The sound of trickling water is commonplace at Chelsea, at least on the relatively quiet Press Day before the annual flower show opens. The 2017 Chelsea Flower Show (which opens to the public today at 8 am) showcases quiet pools, rushing water, and an evocation of the wetlands of Northern Ontario. There is even water that throbs to music. Without an element of the absurd, Chelsea wouldn’t be Chelsea.
Here are some of our favorite gardens to see at the flower show:
Photography by Jim Powell for Gardenista.
The Zoe Ball Listening Garden
Besides being a judge at the Chelsea Flower Show and acknowledged bon type, James Alexander-Sinclair makes gardens which are elegant and fetching. His style is more in the spirit of the Bonzo Dog Band than Radio 2, but somehow, he has managed to pull off the tastefully absurd, with tanks of water that throb to music. Stand on the gravel around the edge and feel the vibrations, while admiring sculptural green leaves and the pale yellow blooms of Geum ‘Banana Daiquiri’.
The Feel Good Gardens
In terms of planting, there have been murmurings of approval over Matt Keightley’s contribution to this new section at Chelsea (called “Feel Good Gardens”). Feathery fennel rubs along with antennae of Lysimachia atropurpurea ‘Beaujolais’, pincushions of astrantia, and the silky petals of Eschsolzia ‘Ivory Castle’. Peeling bark maple is silhouetted against a smooth, angled wall. It’s all about texture. The Feel Good Gardens are not being judged, which is just as well since judges take a dim view of show gardens which are not visitor-inclusive, and while visitors are free to hear, see, and smell, they certainly cannot touch.
The M&G Malta Garden
On to the show gardens on Main Avenue, which are a little thin on the ground this year, something to do with what happened in this country last June, when investors were wondering whether to sink £100,000 into a show garden, or hang tight for a year. The beautiful show gardens are still beautiful; they just have less competition.

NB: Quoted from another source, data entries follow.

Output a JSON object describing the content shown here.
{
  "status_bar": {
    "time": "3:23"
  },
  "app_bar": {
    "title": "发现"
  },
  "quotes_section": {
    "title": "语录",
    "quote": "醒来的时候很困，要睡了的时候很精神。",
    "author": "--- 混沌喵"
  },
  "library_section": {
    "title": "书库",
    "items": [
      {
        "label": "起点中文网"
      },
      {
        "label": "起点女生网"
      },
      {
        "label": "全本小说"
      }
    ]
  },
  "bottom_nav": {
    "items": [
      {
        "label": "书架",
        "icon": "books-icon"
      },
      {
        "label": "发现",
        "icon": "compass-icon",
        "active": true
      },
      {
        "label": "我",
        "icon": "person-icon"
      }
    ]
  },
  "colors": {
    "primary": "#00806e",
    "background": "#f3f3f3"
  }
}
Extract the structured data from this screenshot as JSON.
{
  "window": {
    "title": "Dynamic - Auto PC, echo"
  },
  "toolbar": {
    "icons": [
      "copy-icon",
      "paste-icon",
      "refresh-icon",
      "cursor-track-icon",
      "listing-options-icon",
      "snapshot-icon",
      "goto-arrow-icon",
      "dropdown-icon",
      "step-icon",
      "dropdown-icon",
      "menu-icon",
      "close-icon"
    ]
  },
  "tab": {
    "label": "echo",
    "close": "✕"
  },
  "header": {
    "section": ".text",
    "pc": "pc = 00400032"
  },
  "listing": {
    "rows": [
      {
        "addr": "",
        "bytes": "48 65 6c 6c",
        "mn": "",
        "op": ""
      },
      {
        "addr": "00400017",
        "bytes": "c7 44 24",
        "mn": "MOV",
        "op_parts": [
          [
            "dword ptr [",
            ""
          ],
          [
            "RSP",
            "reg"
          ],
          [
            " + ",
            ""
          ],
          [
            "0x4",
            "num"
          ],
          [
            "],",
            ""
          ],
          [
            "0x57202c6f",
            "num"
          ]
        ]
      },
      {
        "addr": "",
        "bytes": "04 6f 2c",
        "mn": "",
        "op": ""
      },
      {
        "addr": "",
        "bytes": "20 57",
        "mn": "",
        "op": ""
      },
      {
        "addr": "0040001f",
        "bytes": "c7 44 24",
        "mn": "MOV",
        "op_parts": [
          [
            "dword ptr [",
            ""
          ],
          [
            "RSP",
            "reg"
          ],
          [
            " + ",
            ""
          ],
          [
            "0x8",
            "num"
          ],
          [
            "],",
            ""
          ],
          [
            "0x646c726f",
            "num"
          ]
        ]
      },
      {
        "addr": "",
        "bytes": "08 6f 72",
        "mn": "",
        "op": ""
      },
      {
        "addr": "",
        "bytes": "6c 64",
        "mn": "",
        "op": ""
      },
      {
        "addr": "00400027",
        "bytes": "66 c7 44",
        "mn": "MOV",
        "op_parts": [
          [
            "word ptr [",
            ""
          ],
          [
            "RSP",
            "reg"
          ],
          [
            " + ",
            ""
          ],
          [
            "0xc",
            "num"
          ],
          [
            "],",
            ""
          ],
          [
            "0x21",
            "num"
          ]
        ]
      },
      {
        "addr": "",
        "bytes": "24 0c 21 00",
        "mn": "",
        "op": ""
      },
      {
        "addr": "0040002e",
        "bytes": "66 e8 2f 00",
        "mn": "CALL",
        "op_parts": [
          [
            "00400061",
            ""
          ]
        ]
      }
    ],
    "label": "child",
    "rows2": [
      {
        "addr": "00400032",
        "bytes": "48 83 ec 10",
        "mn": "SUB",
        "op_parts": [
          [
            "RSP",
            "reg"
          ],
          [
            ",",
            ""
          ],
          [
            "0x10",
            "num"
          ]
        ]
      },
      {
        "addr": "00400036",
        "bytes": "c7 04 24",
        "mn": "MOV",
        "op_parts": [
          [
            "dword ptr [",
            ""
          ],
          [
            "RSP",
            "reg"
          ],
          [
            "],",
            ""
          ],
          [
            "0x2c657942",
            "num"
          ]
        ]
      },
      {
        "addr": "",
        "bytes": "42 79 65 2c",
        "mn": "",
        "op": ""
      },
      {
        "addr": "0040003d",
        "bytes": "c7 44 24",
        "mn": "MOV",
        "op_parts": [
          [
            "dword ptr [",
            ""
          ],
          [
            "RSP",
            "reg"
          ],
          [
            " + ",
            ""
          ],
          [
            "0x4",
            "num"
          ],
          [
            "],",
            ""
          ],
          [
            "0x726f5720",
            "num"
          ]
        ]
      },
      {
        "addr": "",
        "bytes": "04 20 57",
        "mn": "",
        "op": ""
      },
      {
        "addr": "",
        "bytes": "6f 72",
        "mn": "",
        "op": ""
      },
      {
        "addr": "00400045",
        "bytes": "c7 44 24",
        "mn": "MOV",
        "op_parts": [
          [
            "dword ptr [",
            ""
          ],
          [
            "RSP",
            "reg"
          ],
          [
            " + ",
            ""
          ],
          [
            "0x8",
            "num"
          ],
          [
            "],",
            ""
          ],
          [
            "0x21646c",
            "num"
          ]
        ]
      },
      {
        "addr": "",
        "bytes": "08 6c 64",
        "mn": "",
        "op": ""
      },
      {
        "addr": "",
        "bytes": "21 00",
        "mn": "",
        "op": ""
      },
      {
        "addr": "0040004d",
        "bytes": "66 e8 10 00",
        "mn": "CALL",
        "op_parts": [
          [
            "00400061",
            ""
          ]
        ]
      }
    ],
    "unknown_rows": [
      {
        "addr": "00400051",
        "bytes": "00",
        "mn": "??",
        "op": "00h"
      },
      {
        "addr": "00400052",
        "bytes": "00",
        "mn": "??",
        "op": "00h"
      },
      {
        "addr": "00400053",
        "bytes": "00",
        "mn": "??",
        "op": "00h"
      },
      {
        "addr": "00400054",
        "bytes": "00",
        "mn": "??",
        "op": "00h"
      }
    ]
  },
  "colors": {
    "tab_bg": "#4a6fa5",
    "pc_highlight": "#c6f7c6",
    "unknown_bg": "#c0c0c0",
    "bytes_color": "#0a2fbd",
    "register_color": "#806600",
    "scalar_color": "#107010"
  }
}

James Basson made a stir a couple of years ago with his arid Provençal garden, which complemented the best-in-show extravaganza of Dan Pearson’s slice of Chatsworth, both pushing ahead a collective desire for an evocation of landscape over a “garden” in the old-fashioned sense. With his three-piece suited Anglo-French charm, Basson collects gold medals at Chelsea. This year will be no exception: guaranteed. The Malta garden is an example of a post-industrial space; a disused quarry on a Mediterranean island, inhabited by the kinds of plants that you might find growing in just such a place, as well as a very nice table to sit at.
The Royal Bank of Canada Garden
Having canoed through a small amount of the great watery expanse of Canada’s boreal forest last year, Charlotte Harris has brought back a homeopathic droplet of that “epic and wild” landscape. The Jack Pines that she saw over there have been sourced from Germany and 65 percent of the plants on the garden are native to Canada. Others are close alternatives. The garden is not an idealized version of a foreign landscape but a quietly elegant space, underpinned by Charlotte’s sure handling of hard materials. We will look at this garden in more depth tomorrow.
No Wall, No War Garden
A special treat every year is a walk down the shady path of the Artisan Gardens to find the latest offering from Kazuyuki Ishihara. His gardens are made of moss, water, acers and this year, irises. The name of Ishihara’s 2017 exquisite concoction is No Wall, No War: not a western reference as such but inspired by the Emperor’s residence in Kyoto, uncluttered by walls or moats: this glazed structure rises out of water.
Catching up on coverage? Compare this year’s gardens to past years’ best at the Chelsea Flower Show: